Between Hindus and Muslims, Hindus are more concerned about the threat of climate change than Muslims, with 47 percent of Hindus seeing the threat as extremely important as compared to 38 percent of Muslims. Seventy-two percent of Hindus say all countries are responsible to make some efforts against emissions, as compared to 57 percent of Muslims. Hindus also prefer the argument that India should limit its emissions because its total is substantial (51%) over the argument that India’s per capita emissions are low (43%). Among Muslims, the views are 53 percent arguing for an Indian exception with 46 percent against.
Comparing Indian and American Opinion
Because a question asked in this poll of Indians is similar to a question asked in a Program on International Policy Attitudes (PIPA) poll of the United States, it is possible to compare Indian and American attitudes. In the United States, the government has also taken the position that constraints on emissions are economically unfeasible.
Interestingly, the public views are quite convergent. On the basic question of how to respond to global warming, Indian public opinion is astonishingly similar to U.S. public opinion. PIPA asked Americans a question with the same three response options (slightly longer, with arguments included) in June 2005. Indians’ and Americans’ thinking are only a few points apart, despite the huge disparities between the two countries in many dimensions.
Indians show a slightly higher level of concern about the threat of global warming. In a May 2005 German Marshall Fund poll, 79 percent said global warming represented an important threat, with 41 percent saying it is extremely important. Only 18 percent said it was “not an important threat.” Among Indians, 85 percent said global warming is an important threat, with 45 percent saying it is extremely important. Just 10 percent said it is not important at all.
Levels of awareness were also strikingly similar despite the sharp differences in educational levels between Americans and Indians. In June 2005 PIPA also asked how much people had heard about global warming. Seventy-two percent said they had heard “a great deal” (22%) or “some” (50%) and only 28 percent said they have heard “not very much” (20%) or “nothing at all” (8%). Among Indians, 73 percent said they had heard “a great deal” (35%) or “some” (38%), while 27 percent said they had heard “not very much” (13%) or “nothing at all” (14%).
Appendix: Position of Indian Government
While the Indian government has ratified the Kyoto Protocol, it has been outspoken in its position that there is an “overriding priority of the right to development” which trumps any expectation that developing countries should seek to limit their emissions. It holds that “significant responsibility for [anthropogenic climate change] clearly does not lie with India or other developing countries.” The Indian government points out that in 1994, India’s per-capita emissions were only 23 percent of the global average and only 4 percent of those from the US in that year. It argues further that “Since … emissions are directly linked to economic activity, India’s economic growth will necessarily involve increase … from the current extremely low levels.
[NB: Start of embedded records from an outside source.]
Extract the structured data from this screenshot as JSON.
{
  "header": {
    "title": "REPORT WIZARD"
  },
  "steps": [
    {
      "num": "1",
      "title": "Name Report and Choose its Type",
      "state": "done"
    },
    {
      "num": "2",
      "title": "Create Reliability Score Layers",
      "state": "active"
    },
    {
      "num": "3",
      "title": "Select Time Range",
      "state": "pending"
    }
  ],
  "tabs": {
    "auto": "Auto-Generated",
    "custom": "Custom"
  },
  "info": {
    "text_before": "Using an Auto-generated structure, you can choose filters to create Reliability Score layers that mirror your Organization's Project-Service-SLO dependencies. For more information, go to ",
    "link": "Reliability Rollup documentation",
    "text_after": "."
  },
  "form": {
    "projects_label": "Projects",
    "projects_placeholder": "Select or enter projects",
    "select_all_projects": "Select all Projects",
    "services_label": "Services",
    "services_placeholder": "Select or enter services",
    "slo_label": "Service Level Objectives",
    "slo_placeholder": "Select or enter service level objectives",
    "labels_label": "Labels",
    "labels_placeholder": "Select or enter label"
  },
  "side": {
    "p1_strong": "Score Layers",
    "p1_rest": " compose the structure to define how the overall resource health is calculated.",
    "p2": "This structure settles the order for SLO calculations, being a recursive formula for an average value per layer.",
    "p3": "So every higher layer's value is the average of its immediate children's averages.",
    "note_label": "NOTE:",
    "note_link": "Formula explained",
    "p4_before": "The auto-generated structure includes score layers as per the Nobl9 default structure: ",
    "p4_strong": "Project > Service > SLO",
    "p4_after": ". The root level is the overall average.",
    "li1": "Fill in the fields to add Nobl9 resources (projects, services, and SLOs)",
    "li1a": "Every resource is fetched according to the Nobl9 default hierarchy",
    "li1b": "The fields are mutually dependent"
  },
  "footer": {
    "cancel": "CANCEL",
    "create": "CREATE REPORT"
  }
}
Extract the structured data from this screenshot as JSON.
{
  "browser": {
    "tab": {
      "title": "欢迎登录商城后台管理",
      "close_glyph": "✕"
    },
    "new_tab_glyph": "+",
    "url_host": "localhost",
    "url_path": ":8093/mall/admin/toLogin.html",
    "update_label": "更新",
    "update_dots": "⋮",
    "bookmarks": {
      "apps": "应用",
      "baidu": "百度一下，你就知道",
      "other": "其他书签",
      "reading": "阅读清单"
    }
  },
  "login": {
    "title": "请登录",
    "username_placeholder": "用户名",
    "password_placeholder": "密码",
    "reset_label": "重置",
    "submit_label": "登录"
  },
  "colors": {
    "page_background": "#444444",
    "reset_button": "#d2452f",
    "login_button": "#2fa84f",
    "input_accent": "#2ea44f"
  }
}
Any constraints on the emissions of GHGs [greenhouse gases] by India, whether direct, by way of emissions targets, or indirect, will reduce growth rates”—thereby conflicting with the “overriding priority of the right to development.” (National Environment Policy 2004, India’s Ministry of Environment and Forests, pp. 30-31)